This was our mussel forage mission last night, which ended in a delicious feast (all manners aside) We dipped the shelled mussels in a butter green chile sauce and giggled about their suggestive shape. With dirt still caked well above my ankles, and still wet from ocean spray, I smiled from all the love around me. The healthy meal we enjoyed free of the commodification, and seasoned with adventure.
I came here to learn to grow food, to learn about permaculture and the ins and outs of farming. What has caught me by surprise this last month has been my growing interest in foraging. I now know enough wild greens and flowers in the area to make a mean salad, I know which seaweeds I can snack on during beach walks, and when and where to find mussels. It is rewarding to cultivate a garden from seed to harvest, to tend and till the land for your food. It isn’t easy and requires a relationship with the earth that can only be taught through experience. Though the rush I’ve found in foraging for food is something I haven’t gotten from growing it. Finding food in the natural environment has awakened a more primal, more excited counterpart inside of me. Permaculture intends to reunite the human element with the wild, and natural elements.
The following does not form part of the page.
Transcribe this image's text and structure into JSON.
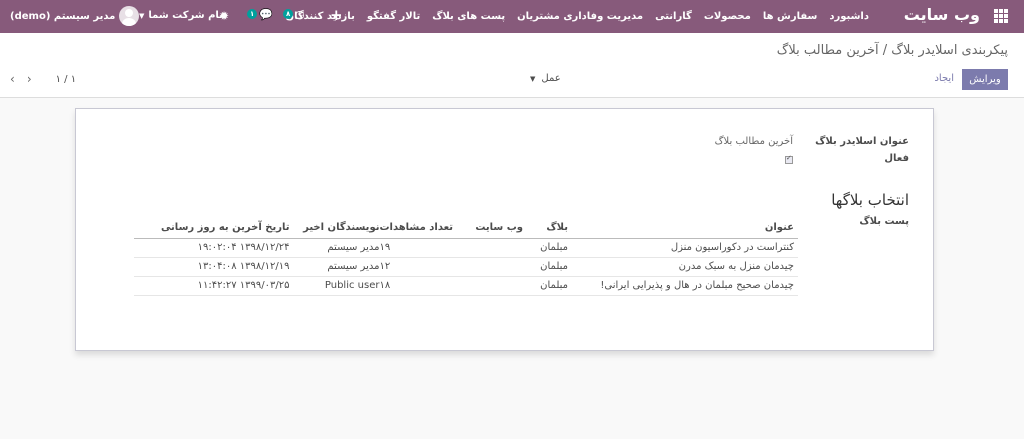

Where we can nurture a mutually beneficial relationship with the land. Modernization has created a new form of foraging, in urban centers. Dipping into the waste stream that comes out of most all businesses is a way to tap into our foraging roots, and to enjoy food that would otherwise have gone to waste.
Maybe this can get you thinking about ways to get food if you didn’t have a grocery store at your immediate disposal. Or money for that matter. I am finding comfort, and empowerment in being aware of the wild abundance of food all around me. It is knowledge that could be intensively useful someday, but also is making it possible to lighten my dependence on the larger system, and enrich my life in a way I didn’t expect.